━━ Provided information

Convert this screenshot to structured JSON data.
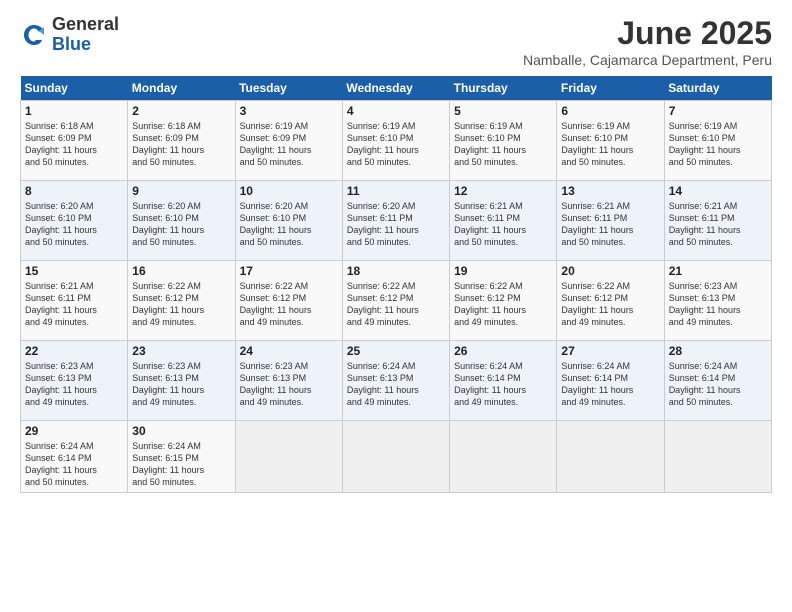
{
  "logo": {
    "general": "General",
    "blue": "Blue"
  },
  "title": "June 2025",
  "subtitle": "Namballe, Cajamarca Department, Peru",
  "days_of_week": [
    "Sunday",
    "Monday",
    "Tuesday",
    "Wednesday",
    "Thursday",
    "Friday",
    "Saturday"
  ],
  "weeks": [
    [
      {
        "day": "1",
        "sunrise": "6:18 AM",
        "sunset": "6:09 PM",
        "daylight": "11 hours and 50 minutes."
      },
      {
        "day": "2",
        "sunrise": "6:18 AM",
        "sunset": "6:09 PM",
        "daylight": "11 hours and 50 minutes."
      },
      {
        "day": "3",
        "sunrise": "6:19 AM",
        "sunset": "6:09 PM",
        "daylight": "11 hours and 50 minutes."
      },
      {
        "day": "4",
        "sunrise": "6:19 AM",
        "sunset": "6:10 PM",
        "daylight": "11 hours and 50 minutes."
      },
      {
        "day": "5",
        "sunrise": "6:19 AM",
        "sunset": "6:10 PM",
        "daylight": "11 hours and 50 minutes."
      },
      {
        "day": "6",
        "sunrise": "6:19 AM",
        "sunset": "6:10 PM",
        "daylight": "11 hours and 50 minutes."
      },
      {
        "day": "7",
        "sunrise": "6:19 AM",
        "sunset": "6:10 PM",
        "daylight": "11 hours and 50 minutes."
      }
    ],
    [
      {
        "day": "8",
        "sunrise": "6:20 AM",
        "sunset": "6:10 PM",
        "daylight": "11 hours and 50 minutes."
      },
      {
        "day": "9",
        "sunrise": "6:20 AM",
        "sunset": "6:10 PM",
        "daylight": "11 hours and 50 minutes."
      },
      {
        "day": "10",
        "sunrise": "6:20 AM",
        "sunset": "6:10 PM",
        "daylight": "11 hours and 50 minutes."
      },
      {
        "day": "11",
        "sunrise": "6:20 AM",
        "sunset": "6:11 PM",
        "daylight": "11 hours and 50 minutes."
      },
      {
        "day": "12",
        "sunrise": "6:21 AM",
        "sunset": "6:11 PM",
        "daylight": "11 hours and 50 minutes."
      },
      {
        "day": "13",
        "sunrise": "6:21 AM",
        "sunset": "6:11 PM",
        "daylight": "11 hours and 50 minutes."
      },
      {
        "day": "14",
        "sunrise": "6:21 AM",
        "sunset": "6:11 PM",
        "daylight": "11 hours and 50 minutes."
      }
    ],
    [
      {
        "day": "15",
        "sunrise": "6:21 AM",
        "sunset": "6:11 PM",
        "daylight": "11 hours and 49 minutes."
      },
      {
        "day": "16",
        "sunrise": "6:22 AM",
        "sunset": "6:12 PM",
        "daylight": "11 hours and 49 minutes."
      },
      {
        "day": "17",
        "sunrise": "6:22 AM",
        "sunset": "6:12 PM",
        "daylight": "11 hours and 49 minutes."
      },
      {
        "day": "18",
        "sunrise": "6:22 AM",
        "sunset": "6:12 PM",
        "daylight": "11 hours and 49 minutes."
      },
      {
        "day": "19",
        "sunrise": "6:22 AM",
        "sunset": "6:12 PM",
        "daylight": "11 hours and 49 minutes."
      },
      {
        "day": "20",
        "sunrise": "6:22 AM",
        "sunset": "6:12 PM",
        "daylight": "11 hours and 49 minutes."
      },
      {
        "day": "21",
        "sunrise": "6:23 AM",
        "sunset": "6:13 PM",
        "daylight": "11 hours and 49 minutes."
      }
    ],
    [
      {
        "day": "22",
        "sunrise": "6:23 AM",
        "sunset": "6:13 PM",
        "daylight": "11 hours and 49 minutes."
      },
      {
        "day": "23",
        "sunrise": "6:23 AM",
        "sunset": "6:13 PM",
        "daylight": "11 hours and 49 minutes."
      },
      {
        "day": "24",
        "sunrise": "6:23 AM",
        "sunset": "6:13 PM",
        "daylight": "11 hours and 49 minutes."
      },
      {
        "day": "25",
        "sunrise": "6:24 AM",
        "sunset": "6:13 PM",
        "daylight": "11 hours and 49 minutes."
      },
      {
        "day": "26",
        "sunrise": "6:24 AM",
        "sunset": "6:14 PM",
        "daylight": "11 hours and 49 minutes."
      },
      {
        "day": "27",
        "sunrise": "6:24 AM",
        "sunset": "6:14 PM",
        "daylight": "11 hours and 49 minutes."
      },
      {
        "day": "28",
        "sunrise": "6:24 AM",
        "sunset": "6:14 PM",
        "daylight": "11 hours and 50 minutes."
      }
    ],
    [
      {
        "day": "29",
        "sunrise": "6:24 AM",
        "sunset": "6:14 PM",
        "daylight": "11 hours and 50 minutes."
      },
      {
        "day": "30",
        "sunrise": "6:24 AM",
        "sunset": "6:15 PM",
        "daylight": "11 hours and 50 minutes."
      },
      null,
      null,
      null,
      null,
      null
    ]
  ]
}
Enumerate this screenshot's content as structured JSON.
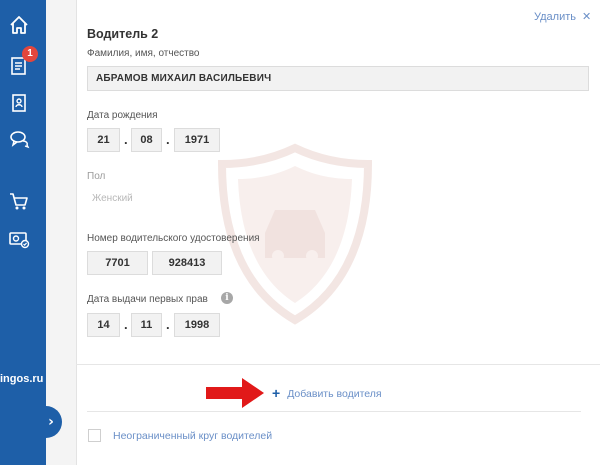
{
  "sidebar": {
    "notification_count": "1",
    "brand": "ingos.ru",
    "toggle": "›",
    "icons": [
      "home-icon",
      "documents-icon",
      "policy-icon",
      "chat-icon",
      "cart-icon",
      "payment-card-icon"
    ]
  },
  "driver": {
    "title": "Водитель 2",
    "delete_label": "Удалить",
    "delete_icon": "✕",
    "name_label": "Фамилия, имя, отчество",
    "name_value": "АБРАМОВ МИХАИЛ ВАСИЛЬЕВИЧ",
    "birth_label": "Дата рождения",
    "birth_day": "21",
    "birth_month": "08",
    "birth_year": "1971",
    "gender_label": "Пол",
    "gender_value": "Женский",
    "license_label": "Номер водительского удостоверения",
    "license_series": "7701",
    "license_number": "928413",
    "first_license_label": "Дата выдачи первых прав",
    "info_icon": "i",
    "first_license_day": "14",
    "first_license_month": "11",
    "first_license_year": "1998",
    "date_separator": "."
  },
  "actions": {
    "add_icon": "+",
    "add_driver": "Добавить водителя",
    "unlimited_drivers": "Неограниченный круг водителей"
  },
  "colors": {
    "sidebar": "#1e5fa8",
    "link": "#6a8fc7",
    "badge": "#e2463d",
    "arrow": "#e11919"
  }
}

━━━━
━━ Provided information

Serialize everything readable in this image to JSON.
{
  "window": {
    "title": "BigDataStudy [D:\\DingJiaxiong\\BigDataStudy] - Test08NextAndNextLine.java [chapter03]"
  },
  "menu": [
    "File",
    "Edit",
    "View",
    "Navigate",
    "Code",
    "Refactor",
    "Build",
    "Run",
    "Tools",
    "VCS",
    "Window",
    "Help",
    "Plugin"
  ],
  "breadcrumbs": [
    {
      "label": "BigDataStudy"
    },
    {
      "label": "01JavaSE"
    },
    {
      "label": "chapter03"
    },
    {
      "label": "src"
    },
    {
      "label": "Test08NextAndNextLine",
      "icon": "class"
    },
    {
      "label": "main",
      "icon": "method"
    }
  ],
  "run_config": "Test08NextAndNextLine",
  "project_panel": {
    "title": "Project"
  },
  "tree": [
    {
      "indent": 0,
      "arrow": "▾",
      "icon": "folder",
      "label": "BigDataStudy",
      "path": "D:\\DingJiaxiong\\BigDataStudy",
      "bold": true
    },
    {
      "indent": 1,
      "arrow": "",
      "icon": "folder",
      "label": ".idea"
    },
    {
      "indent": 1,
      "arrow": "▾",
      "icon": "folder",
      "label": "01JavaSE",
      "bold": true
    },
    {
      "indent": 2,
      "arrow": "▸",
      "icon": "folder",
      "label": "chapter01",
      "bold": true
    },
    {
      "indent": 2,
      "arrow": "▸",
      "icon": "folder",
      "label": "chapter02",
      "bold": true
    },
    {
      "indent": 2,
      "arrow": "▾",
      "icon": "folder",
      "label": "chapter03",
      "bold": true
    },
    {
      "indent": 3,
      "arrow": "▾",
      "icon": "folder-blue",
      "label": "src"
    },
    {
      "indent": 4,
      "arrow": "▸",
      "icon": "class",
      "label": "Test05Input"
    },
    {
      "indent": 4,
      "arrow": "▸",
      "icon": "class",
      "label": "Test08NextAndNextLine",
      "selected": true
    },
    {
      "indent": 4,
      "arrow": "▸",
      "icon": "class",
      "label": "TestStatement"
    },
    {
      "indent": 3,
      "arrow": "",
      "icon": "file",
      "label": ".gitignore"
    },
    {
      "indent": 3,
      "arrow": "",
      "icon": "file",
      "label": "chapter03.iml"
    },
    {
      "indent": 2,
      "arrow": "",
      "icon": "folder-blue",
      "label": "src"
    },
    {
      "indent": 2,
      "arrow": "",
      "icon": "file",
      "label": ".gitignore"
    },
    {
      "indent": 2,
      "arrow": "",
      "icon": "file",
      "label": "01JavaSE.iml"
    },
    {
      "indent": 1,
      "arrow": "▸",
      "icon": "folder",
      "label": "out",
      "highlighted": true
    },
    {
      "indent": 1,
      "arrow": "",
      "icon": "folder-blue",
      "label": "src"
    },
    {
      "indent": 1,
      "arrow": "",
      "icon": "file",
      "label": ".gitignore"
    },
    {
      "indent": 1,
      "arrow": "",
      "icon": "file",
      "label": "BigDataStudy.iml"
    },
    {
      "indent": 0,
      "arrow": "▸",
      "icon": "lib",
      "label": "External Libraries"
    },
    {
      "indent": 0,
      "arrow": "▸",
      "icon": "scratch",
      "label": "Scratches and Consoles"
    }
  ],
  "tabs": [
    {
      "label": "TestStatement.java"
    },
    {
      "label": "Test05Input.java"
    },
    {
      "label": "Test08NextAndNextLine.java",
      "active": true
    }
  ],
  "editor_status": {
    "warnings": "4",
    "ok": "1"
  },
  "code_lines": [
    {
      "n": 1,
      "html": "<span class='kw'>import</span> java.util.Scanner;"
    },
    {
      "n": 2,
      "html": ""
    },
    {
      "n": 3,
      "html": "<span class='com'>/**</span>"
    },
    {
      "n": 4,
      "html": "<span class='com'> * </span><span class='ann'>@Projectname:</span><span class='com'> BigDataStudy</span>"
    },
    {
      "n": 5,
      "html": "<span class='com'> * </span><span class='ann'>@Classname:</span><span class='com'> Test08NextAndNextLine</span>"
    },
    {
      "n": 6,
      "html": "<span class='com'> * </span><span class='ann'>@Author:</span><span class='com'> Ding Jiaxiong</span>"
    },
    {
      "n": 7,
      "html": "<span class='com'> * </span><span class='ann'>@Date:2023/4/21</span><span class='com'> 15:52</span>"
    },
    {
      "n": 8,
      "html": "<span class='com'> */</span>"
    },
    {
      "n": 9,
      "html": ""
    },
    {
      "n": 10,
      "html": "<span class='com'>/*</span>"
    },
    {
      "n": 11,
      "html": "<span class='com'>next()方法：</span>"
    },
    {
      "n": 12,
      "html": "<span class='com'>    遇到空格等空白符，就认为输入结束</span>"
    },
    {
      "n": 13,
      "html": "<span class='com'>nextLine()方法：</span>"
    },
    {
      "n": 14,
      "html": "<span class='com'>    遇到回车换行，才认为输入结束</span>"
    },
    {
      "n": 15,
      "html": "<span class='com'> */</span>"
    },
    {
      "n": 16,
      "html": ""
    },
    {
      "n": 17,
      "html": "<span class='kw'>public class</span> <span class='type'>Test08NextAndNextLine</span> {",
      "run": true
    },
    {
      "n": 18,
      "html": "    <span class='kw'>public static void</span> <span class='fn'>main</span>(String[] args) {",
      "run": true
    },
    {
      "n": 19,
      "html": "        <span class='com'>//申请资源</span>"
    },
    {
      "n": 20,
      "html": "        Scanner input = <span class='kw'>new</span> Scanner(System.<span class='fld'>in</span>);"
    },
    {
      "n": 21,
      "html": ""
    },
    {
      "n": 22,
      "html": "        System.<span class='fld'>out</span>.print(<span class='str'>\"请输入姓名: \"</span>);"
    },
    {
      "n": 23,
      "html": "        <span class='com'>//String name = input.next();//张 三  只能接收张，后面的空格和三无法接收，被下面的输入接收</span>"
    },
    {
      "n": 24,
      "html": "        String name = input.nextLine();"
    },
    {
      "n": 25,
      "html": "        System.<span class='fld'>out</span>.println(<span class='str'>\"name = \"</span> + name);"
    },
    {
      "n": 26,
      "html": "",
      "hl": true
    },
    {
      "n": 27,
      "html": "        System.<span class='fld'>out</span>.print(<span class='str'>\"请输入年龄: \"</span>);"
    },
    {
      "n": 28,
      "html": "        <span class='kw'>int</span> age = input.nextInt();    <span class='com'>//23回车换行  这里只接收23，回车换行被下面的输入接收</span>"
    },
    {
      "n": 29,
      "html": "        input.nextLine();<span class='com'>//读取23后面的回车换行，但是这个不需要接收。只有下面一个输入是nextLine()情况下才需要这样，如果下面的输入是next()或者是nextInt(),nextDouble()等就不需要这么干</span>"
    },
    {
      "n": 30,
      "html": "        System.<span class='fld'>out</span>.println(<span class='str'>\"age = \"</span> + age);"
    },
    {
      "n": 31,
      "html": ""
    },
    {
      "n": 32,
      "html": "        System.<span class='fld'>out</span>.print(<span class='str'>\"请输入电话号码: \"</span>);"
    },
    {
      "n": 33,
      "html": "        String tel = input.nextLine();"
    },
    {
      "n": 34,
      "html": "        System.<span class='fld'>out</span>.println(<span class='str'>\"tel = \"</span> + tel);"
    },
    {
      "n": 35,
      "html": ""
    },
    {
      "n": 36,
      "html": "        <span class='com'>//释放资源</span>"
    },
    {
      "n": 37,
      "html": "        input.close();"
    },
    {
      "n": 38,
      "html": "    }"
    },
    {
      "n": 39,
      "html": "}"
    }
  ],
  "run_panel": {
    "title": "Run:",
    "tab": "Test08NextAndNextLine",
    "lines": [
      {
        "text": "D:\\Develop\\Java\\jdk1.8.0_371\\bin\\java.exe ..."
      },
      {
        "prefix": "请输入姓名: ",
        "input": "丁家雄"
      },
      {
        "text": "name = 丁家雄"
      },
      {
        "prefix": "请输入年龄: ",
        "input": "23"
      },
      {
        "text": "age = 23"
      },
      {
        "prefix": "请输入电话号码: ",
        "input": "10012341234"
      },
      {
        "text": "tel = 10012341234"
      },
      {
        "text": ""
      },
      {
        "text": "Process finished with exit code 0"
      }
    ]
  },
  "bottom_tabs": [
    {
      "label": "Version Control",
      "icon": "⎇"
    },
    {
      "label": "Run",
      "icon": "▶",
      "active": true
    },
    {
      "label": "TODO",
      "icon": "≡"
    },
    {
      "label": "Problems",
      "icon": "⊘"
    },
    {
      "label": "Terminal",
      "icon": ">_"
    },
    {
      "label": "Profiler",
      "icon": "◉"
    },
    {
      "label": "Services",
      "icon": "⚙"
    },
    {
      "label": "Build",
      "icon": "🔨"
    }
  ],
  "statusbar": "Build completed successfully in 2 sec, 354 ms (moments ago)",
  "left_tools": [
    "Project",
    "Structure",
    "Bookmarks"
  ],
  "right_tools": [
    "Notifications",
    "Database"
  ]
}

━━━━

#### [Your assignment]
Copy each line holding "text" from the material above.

#### [Solved problem]
        "text": "D:\\Develop\\Java\\jdk1.8.0_371\\bin\\java.exe ..."
        "text": "name = 丁家雄"
        "text": "age = 23"
        "text": "tel = 10012341234"
        "text": ""
        "text": "Process finished with exit code 0"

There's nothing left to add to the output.